To get a more tangible feel of the precision of my model, I substituted a few values of days into the equation and found an error % between the predicted value and the actual value.

Start date–> | 16 February 2020 | |||

Date |
Days elapsed (x) |
Predicted |
Actual |
Error |

25 March 2020 | 38 | 18719 | 21282 | -13.7% |

01 April 2020 | 45 | 42489 | 47192 | -11.1% |

05 April 2020 | 49 | 64860 | ||

10 April 2020 | 54 | 105004 | ||

15 April 2020 | 59 | 162252 | ||

30 April 2020 | 74 | 481715 |

I wondered if the % error above was significant to take the equation to forecast the deaths in the future.

I then realized that the data being analyzed comprised two main sections: the slow ‘creeping’ rise and the ‘galloping’ rise. This could possibly be the reason for the high level of inaccuracies in the predictions. To find an equation that could be used to predict the current scenario, I then chose recent data points of the cases that have occurred since 5^{th} March.

The chart and the equation are shown below :

Graph 5: a degree 4 polynomial of best fit (beginning Mar 5, 2020)

The equation this time around is

**y = 0.0337x ^{4} + 0.7715x^{3} + 5.0925x^{2} + 94.975x + 3296.3**

where y is the number of deaths to date and x is the number of days since March 5^{th}.

I repeated the task of finding some values of ‘y” for some selected values of “x” :

Start date–> | 05 March 2020 | |||

Date |
Days elapsed (x) |
Predicted |
Actual |
Error |

25 March 2020 | 20 | 18797 | 21282 | -13.2% |

01 April 2020 | 27 | 42668 | 47192 | -10.6% |

05 April 2020 | 31 | 65241 | ||

10 April 2020 | 36 | 105913 | ||

15 April 2020 | 41 | 164151 | ||

30 April 2020 | 56 | 491495 |

The error % has only reduced marginally than in the equation staring Feb 16^{th}. Thus, the MS-excel curve-equation program works well, and automatically takes more recent data if the curve has 2-3 distinct parts. However, I am happy to have reduced by an error of 0.5% because in a situation like this, every digit counts.

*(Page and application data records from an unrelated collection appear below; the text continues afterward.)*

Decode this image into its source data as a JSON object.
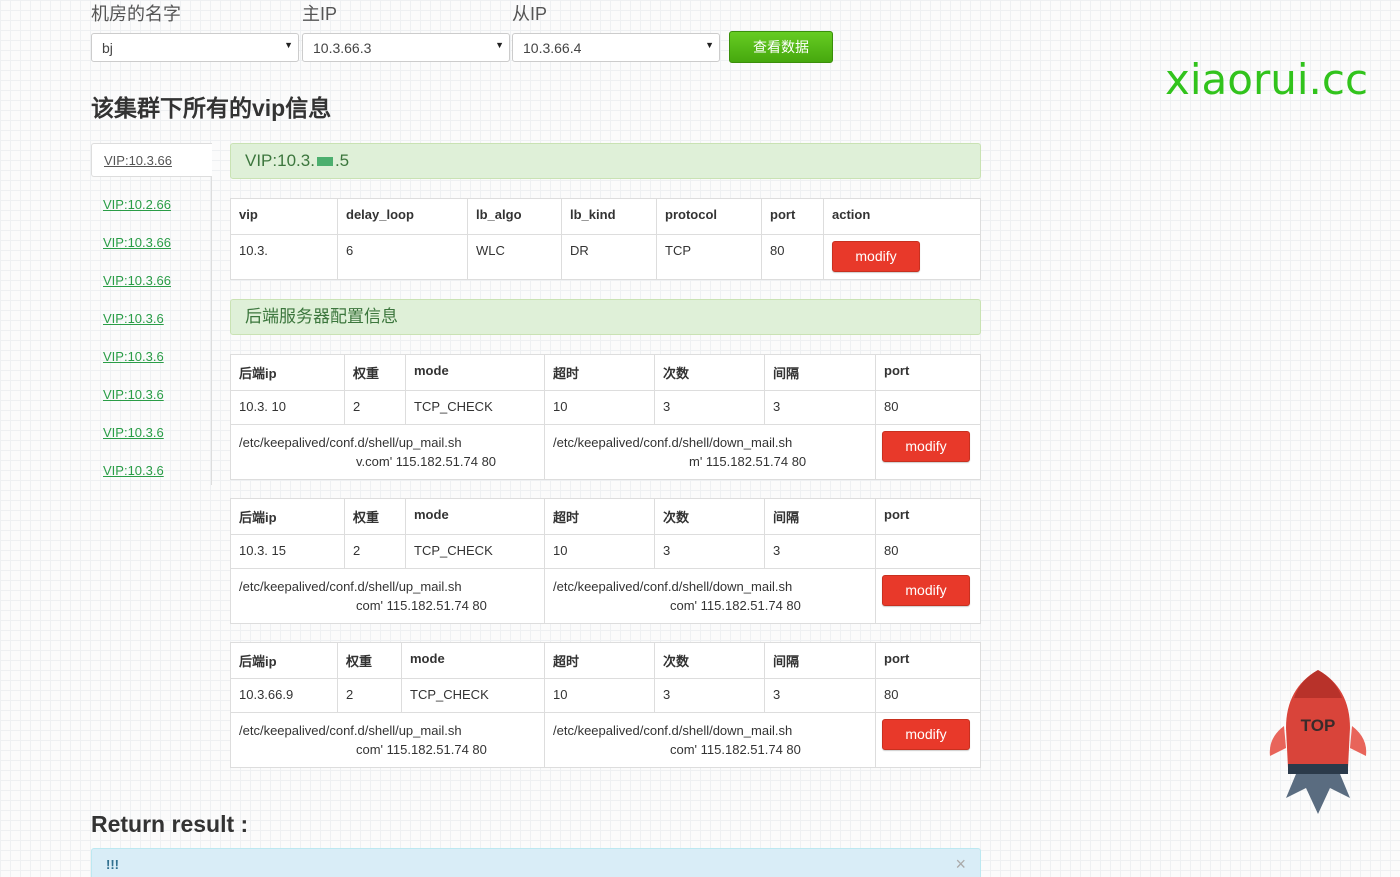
{
  "selectors": {
    "room": {
      "label": "机房的名字",
      "value": "bj"
    },
    "master_ip": {
      "label": "主IP",
      "value": "10.3.66.3"
    },
    "slave_ip": {
      "label": "从IP",
      "value": "10.3.66.4"
    },
    "view_button": "查看数据"
  },
  "brand": "xiaorui.cc",
  "page_title": "该集群下所有的vip信息",
  "sidebar": {
    "items": [
      {
        "label": "VIP:10.3.66"
      },
      {
        "label": "VIP:10.2.66"
      },
      {
        "label": "VIP:10.3.66"
      },
      {
        "label": "VIP:10.3.66"
      },
      {
        "label": "VIP:10.3.6"
      },
      {
        "label": "VIP:10.3.6"
      },
      {
        "label": "VIP:10.3.6"
      },
      {
        "label": "VIP:10.3.6"
      },
      {
        "label": "VIP:10.3.6"
      }
    ]
  },
  "vip_panel": {
    "title": "VIP:10.3.",
    "title_suffix": ".5",
    "headers": [
      "vip",
      "delay_loop",
      "lb_algo",
      "lb_kind",
      "protocol",
      "port",
      "action"
    ],
    "row": {
      "vip": "10.3.",
      "delay_loop": "6",
      "lb_algo": "WLC",
      "lb_kind": "DR",
      "protocol": "TCP",
      "port": "80",
      "action": "modify"
    }
  },
  "backend_panel_title": "后端服务器配置信息",
  "backend_headers": [
    "后端ip",
    "权重",
    "mode",
    "超时",
    "次数",
    "间隔",
    "port"
  ],
  "backends": [
    {
      "ip": "10.3.",
      "ip_suffix": "10",
      "weight": "2",
      "mode": "TCP_CHECK",
      "timeout": "10",
      "count": "3",
      "interval": "3",
      "port": "80",
      "up_script": "/etc/keepalived/conf.d/shell/up_mail.sh",
      "up_args": "v.com' 115.182.51.74 80",
      "down_script": "/etc/keepalived/conf.d/shell/down_mail.sh",
      "down_args": "m' 115.182.51.74 80",
      "modify": "modify"
    },
    {
      "ip": "10.3.",
      "ip_suffix": "15",
      "weight": "2",
      "mode": "TCP_CHECK",
      "timeout": "10",
      "count": "3",
      "interval": "3",
      "port": "80",
      "up_script": "/etc/keepalived/conf.d/shell/up_mail.sh",
      "up_args": "com' 115.182.51.74 80",
      "down_script": "/etc/keepalived/conf.d/shell/down_mail.sh",
      "down_args": "com' 115.182.51.74 80",
      "modify": "modify"
    },
    {
      "ip": "10.3.66.9",
      "ip_suffix": "",
      "weight": "2",
      "mode": "TCP_CHECK",
      "timeout": "10",
      "count": "3",
      "interval": "3",
      "port": "80",
      "up_script": "/etc/keepalived/conf.d/shell/up_mail.sh",
      "up_args": "com' 115.182.51.74 80",
      "down_script": "/etc/keepalived/conf.d/shell/down_mail.sh",
      "down_args": "com' 115.182.51.74 80",
      "modify": "modify"
    }
  ],
  "return_title": "Return result :",
  "alert": {
    "text": "!!!",
    "close": "×"
  },
  "top_button": "TOP"
}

I think the above equation (since March 5^{th} ) will be the best-fit equation for COVID-19 deaths for some time at least. I have modeled this equation using the data available. This model does not take into consideration any unforeseen acts like discovering a vaccine, or some community flare-up in Africa or India.

I am sure that a more accurate model using more rigorous mathematics can be developed; however, my model, based on data available publicly, only serves to make an individual realize quantitatively the havoc that the COVID-19 has wrecked across the world.

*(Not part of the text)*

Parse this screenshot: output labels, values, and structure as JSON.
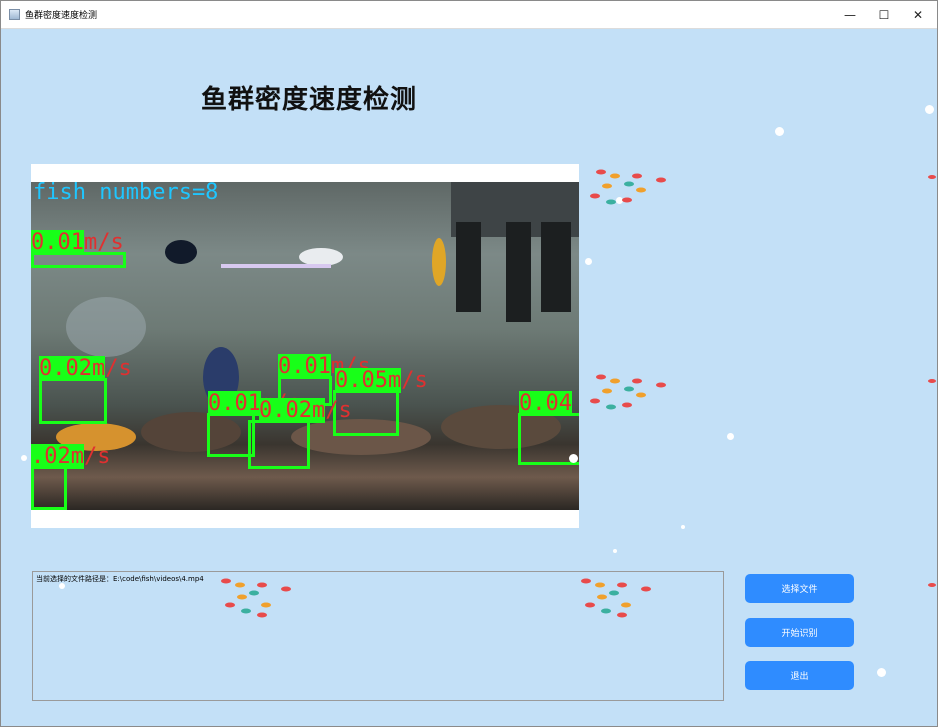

The ultimate driving force behind me writing this is to make you realize that it’s only an upward curve from here unless we ALL take action. Let’s be a responsible citizen not only of your country but also of the world. If the corona hits the slums in the Indian subcontinent or Africa, the situation will worsen beyond control. Most of the poor people are following the lockdown due to which they have lost their daily source of income and are struggling to acquire the basic necessities. On the other hand, there are relatively privileged people sitting at home who have the means to help those out there indirectly. Whenever you see a “please donate” link on Instagram or any other social media platform, please do not scroll past it and dismiss it as “Oh someone else will do it” or “Oh I do not have the time”. Make an impact. Something that may seem small and inconsequential to you will make a big difference to a family in reality.

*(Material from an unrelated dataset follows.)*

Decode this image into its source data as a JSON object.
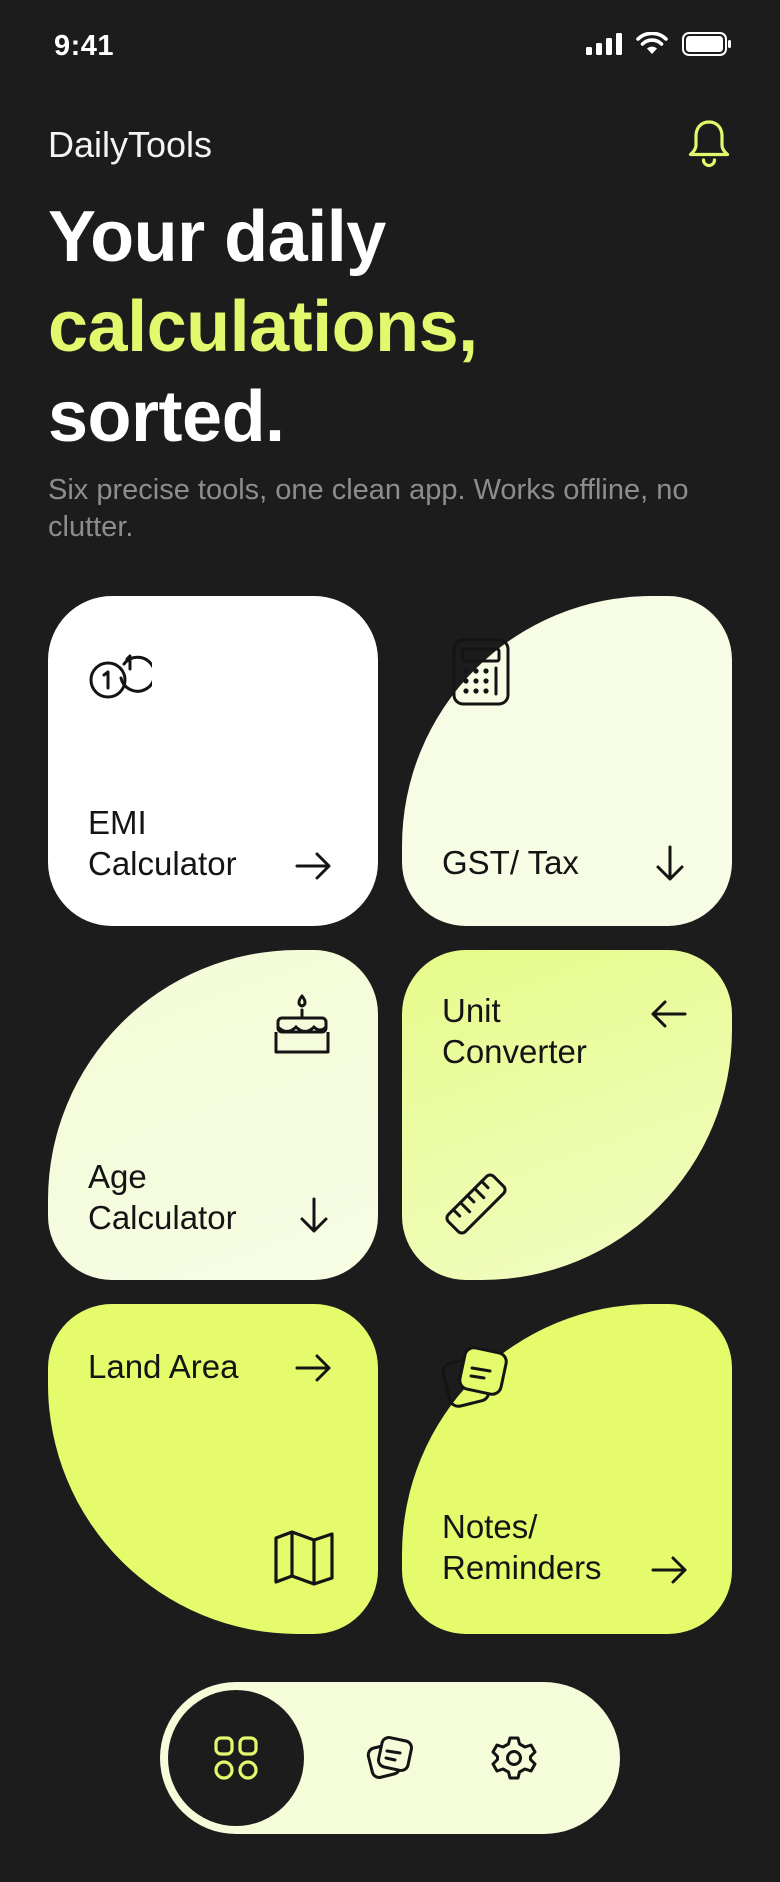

Through our smart actions, we alone can stop this Equation of mine from becoming the “Equation of Death”!

Great analysis! This made me so and think. Maybe you should also share your Excel sheet so that others can also model and benefit from your work.